-- SUPPLIED INFORMATION follows --

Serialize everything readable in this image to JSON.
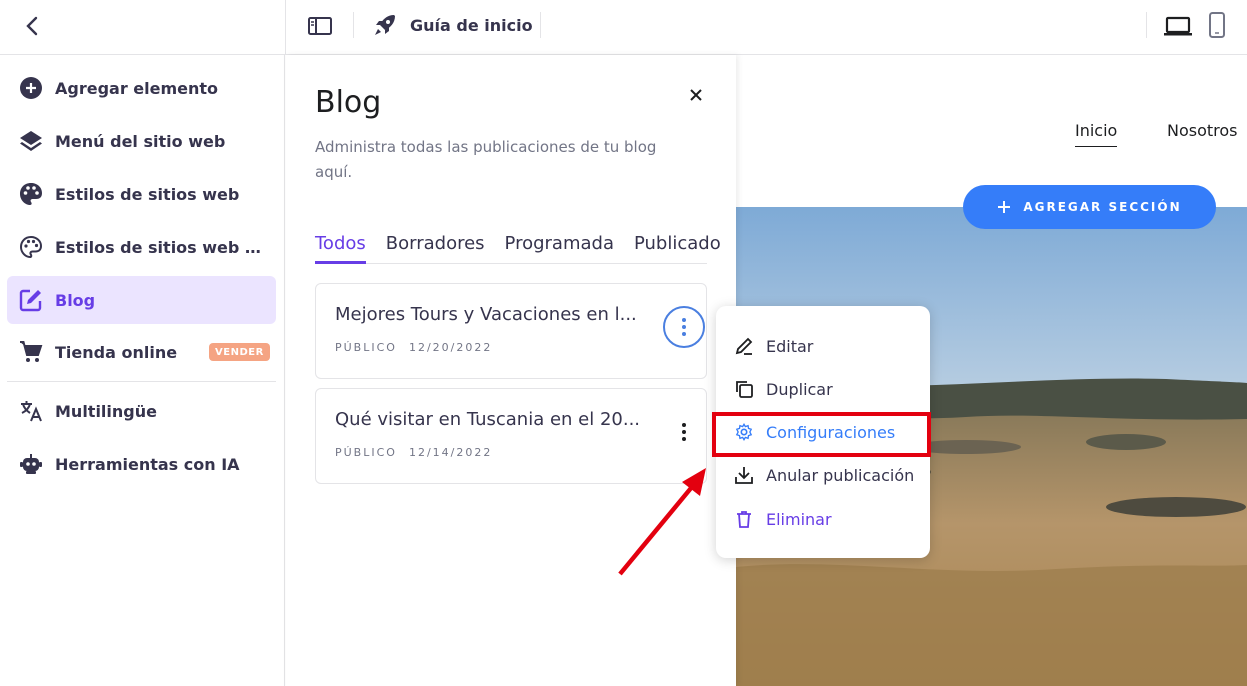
{
  "topbar": {
    "guide_label": "Guía de inicio"
  },
  "sidebar": {
    "items": [
      {
        "label": "Agregar elemento",
        "icon": "plus-circle-icon"
      },
      {
        "label": "Menú del sitio web",
        "icon": "layers-icon"
      },
      {
        "label": "Estilos de sitios web",
        "icon": "palette-icon"
      },
      {
        "label": "Estilos de sitios web de di...",
        "icon": "palette-outline-icon"
      },
      {
        "label": "Blog",
        "icon": "edit-icon",
        "active": true
      },
      {
        "label": "Tienda online",
        "icon": "cart-icon",
        "badge": "VENDER"
      },
      {
        "label": "Multilingüe",
        "icon": "translate-icon"
      },
      {
        "label": "Herramientas con IA",
        "icon": "robot-icon"
      }
    ]
  },
  "panel": {
    "title": "Blog",
    "description": "Administra todas las publicaciones de tu blog aquí.",
    "tabs": [
      "Todos",
      "Borradores",
      "Programada",
      "Publicado"
    ],
    "active_tab": "Todos",
    "posts": [
      {
        "title": "Mejores Tours y Vacaciones en l...",
        "status": "PÚBLICO",
        "date": "12/20/2022"
      },
      {
        "title": "Qué visitar en Tuscania en el 20...",
        "status": "PÚBLICO",
        "date": "12/14/2022"
      }
    ]
  },
  "menu": {
    "items": [
      {
        "label": "Editar",
        "icon": "pencil-icon"
      },
      {
        "label": "Duplicar",
        "icon": "copy-icon"
      },
      {
        "label": "Configuraciones",
        "icon": "gear-icon"
      },
      {
        "label": "Anular publicación",
        "icon": "download-icon"
      },
      {
        "label": "Eliminar",
        "icon": "trash-icon"
      }
    ]
  },
  "preview": {
    "nav": [
      "Inicio",
      "Nosotros"
    ],
    "add_section_label": "AGREGAR SECCIÓN"
  },
  "colors": {
    "accent": "#673de6",
    "active_bg": "#ebe4ff",
    "badge": "#f5a483",
    "add_section": "#357df9",
    "highlight_border": "#e3000f"
  }
}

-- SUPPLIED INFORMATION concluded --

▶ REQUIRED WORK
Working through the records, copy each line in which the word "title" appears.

▶ SOLUTION TO THIS TASK
    "title": "Blog",
        "title": "Mejores Tours y Vacaciones en l...",
        "title": "Qué visitar en Tuscania en el 20...",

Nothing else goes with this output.